*TASK GOAL:*
Your response should contain every line from the data below that holds the string "vertices".

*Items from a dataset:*
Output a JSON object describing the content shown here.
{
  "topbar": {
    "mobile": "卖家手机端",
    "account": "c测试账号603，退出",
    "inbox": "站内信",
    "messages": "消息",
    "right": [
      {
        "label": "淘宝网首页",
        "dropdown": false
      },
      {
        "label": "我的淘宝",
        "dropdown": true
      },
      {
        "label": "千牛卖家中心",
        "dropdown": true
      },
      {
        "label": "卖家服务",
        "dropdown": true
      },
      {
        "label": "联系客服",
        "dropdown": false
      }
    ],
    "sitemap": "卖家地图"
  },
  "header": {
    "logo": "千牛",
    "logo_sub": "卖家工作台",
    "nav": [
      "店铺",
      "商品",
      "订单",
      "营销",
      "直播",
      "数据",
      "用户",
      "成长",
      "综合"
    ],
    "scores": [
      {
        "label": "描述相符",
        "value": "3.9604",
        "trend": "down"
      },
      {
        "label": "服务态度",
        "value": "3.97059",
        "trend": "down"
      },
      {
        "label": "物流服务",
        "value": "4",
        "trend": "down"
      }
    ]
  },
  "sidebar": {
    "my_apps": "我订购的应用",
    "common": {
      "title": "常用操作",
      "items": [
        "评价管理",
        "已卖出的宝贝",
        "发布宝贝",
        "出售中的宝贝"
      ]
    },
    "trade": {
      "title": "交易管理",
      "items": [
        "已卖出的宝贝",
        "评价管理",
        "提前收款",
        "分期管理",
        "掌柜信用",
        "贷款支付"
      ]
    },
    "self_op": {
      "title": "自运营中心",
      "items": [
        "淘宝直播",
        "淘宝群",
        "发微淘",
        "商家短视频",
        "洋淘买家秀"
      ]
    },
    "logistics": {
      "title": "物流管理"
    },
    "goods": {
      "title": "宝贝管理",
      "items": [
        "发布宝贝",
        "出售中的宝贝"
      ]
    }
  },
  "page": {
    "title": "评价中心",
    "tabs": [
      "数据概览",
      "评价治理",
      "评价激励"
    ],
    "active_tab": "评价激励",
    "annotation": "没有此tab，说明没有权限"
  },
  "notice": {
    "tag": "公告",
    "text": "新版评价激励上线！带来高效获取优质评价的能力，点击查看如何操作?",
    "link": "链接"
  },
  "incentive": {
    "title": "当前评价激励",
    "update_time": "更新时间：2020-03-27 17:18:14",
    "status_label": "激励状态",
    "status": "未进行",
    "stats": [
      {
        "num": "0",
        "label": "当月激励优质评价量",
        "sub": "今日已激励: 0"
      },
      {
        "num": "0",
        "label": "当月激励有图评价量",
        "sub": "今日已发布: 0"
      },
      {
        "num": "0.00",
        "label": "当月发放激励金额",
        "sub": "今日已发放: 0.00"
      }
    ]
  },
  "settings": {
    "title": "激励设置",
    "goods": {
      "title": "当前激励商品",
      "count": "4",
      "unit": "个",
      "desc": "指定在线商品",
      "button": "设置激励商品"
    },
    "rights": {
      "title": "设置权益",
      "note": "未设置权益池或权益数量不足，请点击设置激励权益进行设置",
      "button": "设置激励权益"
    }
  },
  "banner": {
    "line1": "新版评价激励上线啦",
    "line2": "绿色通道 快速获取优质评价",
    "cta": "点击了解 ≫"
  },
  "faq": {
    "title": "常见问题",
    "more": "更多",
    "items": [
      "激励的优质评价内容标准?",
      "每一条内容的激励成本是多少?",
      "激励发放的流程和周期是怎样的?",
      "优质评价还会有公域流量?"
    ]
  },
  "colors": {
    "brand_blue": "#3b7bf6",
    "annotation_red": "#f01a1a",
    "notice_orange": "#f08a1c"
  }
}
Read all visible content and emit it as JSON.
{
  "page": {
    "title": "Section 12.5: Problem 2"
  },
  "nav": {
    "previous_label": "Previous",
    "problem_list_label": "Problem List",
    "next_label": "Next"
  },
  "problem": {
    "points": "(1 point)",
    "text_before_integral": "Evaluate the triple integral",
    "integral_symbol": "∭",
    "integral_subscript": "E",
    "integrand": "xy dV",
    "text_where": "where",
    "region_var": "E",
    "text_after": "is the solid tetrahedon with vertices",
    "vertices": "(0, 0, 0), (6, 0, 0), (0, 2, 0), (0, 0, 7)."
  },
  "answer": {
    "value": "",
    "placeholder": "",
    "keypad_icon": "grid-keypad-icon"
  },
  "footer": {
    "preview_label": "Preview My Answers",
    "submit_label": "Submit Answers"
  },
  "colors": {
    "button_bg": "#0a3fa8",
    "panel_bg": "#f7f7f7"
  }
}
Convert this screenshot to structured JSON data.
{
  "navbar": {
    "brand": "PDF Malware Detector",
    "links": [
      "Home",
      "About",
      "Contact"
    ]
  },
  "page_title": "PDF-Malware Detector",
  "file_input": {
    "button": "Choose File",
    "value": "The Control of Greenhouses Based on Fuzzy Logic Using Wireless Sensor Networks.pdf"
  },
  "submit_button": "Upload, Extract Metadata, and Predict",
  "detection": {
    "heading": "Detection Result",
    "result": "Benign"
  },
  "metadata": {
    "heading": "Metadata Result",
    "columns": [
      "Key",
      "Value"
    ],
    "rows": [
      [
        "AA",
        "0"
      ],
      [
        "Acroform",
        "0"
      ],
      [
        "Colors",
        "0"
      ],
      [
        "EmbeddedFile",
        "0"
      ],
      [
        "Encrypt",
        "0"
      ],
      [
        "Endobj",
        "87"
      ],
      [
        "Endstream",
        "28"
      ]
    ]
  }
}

*ANSWER TO THIS EXERCISE:*
    "text_after": "is the solid tetrahedon with vertices",
    "vertices": "(0, 0, 0), (6, 0, 0), (0, 2, 0), (0, 0, 7)."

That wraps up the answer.